        3. 15.3.3. Diverting standard output
        4. 15.3.4. Calling the user plugins
      4. 15.4. Using DLR objects from other .NET languages
        1. 15.4.1. Expressions, functions, and Python types
        2. 15.4.2. Dynamic operations with ObjectOperations
        3. 15.4.3. The built-in Python functions and modules
        4. 15.4.4. The future of interacting with dynamic objects
      5. 15.5. Summary
  10. A. A whirlwind tour of C#
    1. A.1. Namespaces
    2. A.2. Using directive
    3. A.3. Classes
    4. A.4. Attributes
    5. A.5. Interfaces
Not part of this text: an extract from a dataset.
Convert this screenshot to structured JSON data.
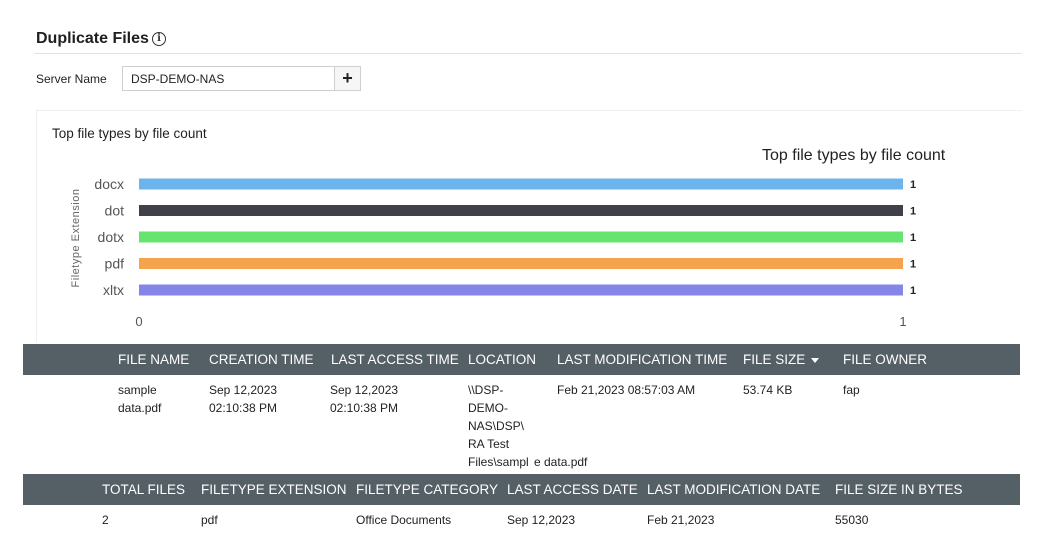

    6. A.6. Enums
    7. A.7. Structs
    8. A.8. Methods
      1. A.8.1. Virtual and override methods
      2. A.8.2. Other method modifiers
      3. A.8.3. Parameter passing
      4. A.8.4. Method overloading
    9. A.9. Delegates
    10. A.10. Events
    11. A.11. Operator overloading
    12. A.12. Properties and indexers
    13. A.13. Loops
      1. A.13.1. while loop
      2. A.13.2. do loop
      3. A.13.3. for loop
      4. A.13.4. foreach loop
    14. A.14. Casts
    15. A.15. if
    16. A.16. switch
    17. A.17. try/catch/finally and throw
    18. A.18. lock
    19. A.19. new
    20. A.20. null
    21. A.21. using statement
    22. A.22. Operators
    23. A.23. Generics
  11. B. Python magic methods
    1. B.1. Object creation
    2. B.2. Comparison
    3. B.3. Miscellaneous
    4. B.4. Containers and iteration
      1. B.4.1. Mapping and sequence protocol methods
      2. B.4.2. Generator expressions and conditional expressions
    5. B.5. Conversion to string
    6. B.6. Attribute access
    7. B.7. Numeric types
      1. B.7.1. Arithmetic operations
      2. B.7.2. Conversion between numeric types
    8. B.8. Context managers and the with statement
    9. B.9. The descriptor protocol
    10. B.10. Magic attributes
    11. B.11. Functions and modules
  12. C. For more information
    1. C.1. IronPython and Python language sites
    2. C.2. Mailing lists and newsgroups
    3. C.3. Python and IronPython code examples
    4. C.4. Learning Python
    5. C.5. Blogs
    6. C.6. IronPython team
    7. C.7. Silverlight
    8. C.8. .NET and Mono
    9. C.9. Dynamic languages on .NET
    10. C.10. IDEs and tools